Microhabitat #4 (sand under rocks) and #2 (sand in depressions) are the major contributors to structural heterogeneity in the gastropods' environment. Multiple regression analysis demonstrated a significant relationship between pooled gastropod abundance (= pooled abundance of N. gaudiosus, Vasum turbinellus, Conus miliaris, C. coronatus, C. flavidus) and the abundance of microhabitat #2. The abundances of N. gaudiosus, C. coronatus and C. flavidus each showed a significant relationship with the abundance of microhabitat #4. Therefore N. gaudiosus is influenced, directly or indirectly, by the availability of its chief refuge microhabitat. Since C. coronatus and C. flavidus occur mainly in microhabitat #2 during the day, the cause of the relationship between the abundance of microhabitat #4 and the abundance of these 2 species is unclear. The availability of the chief foraging microhabitat #7 (smooth limestone with a thin layer of algal-bound sand) does not limit gastropod abundance.
Microhabitat niche overlap was high for C. coronatus, C. miliaris, C. flavidus, V. turbinellus and N. gaudiosus at night and was also high during the day for all these species, except N. gaudiosus. These data are consistent with Pianka's (1976) hypothesis that maximum tolerable niche overlap increases as resource availability increases.
There were 8 gastropod species for which 5 or more diet records were obtained and two distinct feeding strategies are discernable within the gastropod assemblage. Members of the first group consume only errant polychaetes (mostly eunicids) and, in order of increasing food niche breadth, are Conus miles, C. miliaris, C. sponsalis, C. coronatus and N. gaudiosus. These species show a negative relationship between predator body size and food niche breadth, a result consistent with Leviten's (1976) model of Conus feeding strategies. Species of the second group consume sedentary polychaetes as part, or all of their diet and are Peristernia nassatula, C. flavidus and V. turbinellus, in order of increasing food niche breadth. For these species, predator body size and food niche breadth are positively related, which is consistent with Schoener's (1971) feeding strategy model. Because errant polychaetes were relatively more abundant in substratum samples than were sedentary worms, the observed dichotomy in feeding strategies of vermivorous gastropods probably results from the difference in availability of prey for the two groups. As the body size of gastropods that consume sedentary worms increases, relative prey availability is reduced and therefore food niche breadth increased. In contrast, the consumers of the very abundant errant polychaetes are not prey limited as gastropod body size increases, and the narrow food niche breadths of large-bodied Conus result from increasing minimum prey size. Data on abundance and spatial predictability of polychaetes, combined with the gastropod diet data, are consistent with the predictions of optimal foraging theory, that abundant food supplies will lead to selective foraging and narrow food niche breadths, particularly in the case of C. miles and C. miliaris which specialize on the very abundant eunicid worms and P. nassatuta which specializes on chaetopterids, the most abundant sedentary polychaetes.

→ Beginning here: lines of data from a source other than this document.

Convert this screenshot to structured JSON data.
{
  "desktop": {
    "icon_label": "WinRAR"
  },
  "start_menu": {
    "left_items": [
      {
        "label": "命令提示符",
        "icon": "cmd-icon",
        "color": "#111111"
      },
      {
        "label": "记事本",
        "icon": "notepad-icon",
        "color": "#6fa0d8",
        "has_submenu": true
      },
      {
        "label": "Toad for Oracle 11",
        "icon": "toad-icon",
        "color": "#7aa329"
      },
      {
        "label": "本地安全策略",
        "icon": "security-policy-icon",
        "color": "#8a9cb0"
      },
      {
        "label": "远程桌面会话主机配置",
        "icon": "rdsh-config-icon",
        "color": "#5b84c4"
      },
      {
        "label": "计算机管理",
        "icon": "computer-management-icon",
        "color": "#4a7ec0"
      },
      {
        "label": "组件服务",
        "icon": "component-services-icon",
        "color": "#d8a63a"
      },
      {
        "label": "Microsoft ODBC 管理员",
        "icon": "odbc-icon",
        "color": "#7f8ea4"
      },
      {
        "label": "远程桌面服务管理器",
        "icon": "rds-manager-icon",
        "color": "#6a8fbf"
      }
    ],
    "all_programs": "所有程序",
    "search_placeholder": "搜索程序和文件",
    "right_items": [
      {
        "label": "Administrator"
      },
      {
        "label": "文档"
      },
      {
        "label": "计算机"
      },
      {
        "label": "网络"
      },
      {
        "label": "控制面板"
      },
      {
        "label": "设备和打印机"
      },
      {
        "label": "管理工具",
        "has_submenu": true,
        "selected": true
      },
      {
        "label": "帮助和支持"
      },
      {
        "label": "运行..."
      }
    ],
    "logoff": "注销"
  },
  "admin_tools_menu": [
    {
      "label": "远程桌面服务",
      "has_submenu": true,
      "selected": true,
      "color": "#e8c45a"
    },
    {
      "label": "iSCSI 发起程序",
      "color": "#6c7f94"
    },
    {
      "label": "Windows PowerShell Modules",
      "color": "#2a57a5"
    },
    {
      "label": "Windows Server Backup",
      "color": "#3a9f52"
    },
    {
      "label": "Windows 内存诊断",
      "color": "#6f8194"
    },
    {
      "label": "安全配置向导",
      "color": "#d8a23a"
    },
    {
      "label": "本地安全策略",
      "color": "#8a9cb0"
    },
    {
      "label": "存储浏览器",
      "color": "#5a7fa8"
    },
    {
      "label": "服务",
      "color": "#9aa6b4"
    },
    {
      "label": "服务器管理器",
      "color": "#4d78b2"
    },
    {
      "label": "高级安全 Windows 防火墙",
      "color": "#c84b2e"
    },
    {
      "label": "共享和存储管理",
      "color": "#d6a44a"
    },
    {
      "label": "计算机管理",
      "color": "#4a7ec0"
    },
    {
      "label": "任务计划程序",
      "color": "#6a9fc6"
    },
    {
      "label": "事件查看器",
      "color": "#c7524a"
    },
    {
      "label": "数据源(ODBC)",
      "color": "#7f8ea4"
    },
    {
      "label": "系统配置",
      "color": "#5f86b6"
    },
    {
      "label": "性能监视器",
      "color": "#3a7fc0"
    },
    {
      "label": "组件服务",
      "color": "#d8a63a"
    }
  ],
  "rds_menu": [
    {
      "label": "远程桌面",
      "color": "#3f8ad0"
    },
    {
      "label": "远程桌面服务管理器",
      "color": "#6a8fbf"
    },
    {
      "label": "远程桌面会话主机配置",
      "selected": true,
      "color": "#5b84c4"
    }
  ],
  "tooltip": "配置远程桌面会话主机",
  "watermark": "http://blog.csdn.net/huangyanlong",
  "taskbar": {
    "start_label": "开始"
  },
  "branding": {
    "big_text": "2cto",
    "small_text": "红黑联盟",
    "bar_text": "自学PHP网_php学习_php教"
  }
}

For Heron Reef vermivorous gastropods, the microhabitat data are consistent with the intermediate disturbance hypothesis of community structure maintenance (Connell, 1978), which assumes the assemblage is in a non-equilibrium state, and the food data are consistent with the niche diversification hypothesis (Connell, 1978), which assumes the assemblage is in an equilibrium state. This apparent paradox may result from multiple factors operating to organize communities at different spatial and temporal scales,